• **Work request**: Nothing but an exact copy of the data should be given.

○ ○ ○ ○ ○ ○ ○

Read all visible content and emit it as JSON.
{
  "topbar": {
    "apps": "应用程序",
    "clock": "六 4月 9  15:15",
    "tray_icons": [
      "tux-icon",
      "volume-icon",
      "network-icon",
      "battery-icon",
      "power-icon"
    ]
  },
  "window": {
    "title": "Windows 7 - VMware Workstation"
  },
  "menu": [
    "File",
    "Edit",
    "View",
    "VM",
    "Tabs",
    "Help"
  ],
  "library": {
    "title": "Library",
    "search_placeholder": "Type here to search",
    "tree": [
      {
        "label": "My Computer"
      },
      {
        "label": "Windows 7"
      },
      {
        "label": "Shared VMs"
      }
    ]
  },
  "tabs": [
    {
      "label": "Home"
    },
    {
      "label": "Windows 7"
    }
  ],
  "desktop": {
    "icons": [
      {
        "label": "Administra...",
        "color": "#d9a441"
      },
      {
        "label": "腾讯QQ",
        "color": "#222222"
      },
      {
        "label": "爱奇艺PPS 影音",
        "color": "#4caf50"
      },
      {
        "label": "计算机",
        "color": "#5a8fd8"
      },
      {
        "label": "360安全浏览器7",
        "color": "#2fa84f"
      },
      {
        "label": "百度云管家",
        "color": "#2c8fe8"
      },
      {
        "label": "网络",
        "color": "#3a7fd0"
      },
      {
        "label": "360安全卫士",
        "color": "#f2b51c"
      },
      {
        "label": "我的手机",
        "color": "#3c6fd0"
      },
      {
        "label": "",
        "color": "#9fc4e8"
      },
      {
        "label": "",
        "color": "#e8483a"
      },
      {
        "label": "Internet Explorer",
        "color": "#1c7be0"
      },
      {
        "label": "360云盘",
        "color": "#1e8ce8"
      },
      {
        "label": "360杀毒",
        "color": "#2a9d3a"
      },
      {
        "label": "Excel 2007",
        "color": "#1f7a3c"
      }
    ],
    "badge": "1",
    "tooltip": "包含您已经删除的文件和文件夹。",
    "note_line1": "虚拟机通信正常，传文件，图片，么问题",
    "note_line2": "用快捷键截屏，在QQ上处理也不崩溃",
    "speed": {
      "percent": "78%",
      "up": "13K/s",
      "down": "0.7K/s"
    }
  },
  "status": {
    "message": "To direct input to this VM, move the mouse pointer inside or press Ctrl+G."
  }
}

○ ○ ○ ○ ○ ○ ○

• **Result of the exercise**:
Read all visible content and emit it as JSON.
{
  "topbar": {
    "apps": "应用程序",
    "clock": "六 4月 9  15:15",
    "tray_icons": [
      "tux-icon",
      "volume-icon",
      "network-icon",
      "battery-icon",
      "power-icon"
    ]
  },
  "window": {
    "title": "Windows 7 - VMware Workstation"
  },
  "menu": [
    "File",
    "Edit",
    "View",
    "VM",
    "Tabs",
    "Help"
  ],
  "library": {
    "title": "Library",
    "search_placeholder": "Type here to search",
    "tree": [
      {
        "label": "My Computer"
      },
      {
        "label": "Windows 7"
      },
      {
        "label": "Shared VMs"
      }
    ]
  },
  "tabs": [
    {
      "label": "Home"
    },
    {
      "label": "Windows 7"
    }
  ],
  "desktop": {
    "icons": [
      {
        "label": "Administra...",
        "color": "#d9a441"
      },
      {
        "label": "腾讯QQ",
        "color": "#222222"
      },
      {
        "label": "爱奇艺PPS 影音",
        "color": "#4caf50"
      },
      {
        "label": "计算机",
        "color": "#5a8fd8"
      },
      {
        "label": "360安全浏览器7",
        "color": "#2fa84f"
      },
      {
        "label": "百度云管家",
        "color": "#2c8fe8"
      },
      {
        "label": "网络",
        "color": "#3a7fd0"
      },
      {
        "label": "360安全卫士",
        "color": "#f2b51c"
      },
      {
        "label": "我的手机",
        "color": "#3c6fd0"
      },
      {
        "label": "",
        "color": "#9fc4e8"
      },
      {
        "label": "",
        "color": "#e8483a"
      },
      {
        "label": "Internet Explorer",
        "color": "#1c7be0"
      },
      {
        "label": "360云盘",
        "color": "#1e8ce8"
      },
      {
        "label": "360杀毒",
        "color": "#2a9d3a"
      },
      {
        "label": "Excel 2007",
        "color": "#1f7a3c"
      }
    ],
    "badge": "1",
    "tooltip": "包含您已经删除的文件和文件夹。",
    "note_line1": "虚拟机通信正常，传文件，图片，么问题",
    "note_line2": "用快捷键截屏，在QQ上处理也不崩溃",
    "speed": {
      "percent": "78%",
      "up": "13K/s",
      "down": "0.7K/s"
    }
  },
  "status": {
    "message": "To direct input to this VM, move the mouse pointer inside or press Ctrl+G."
  }
}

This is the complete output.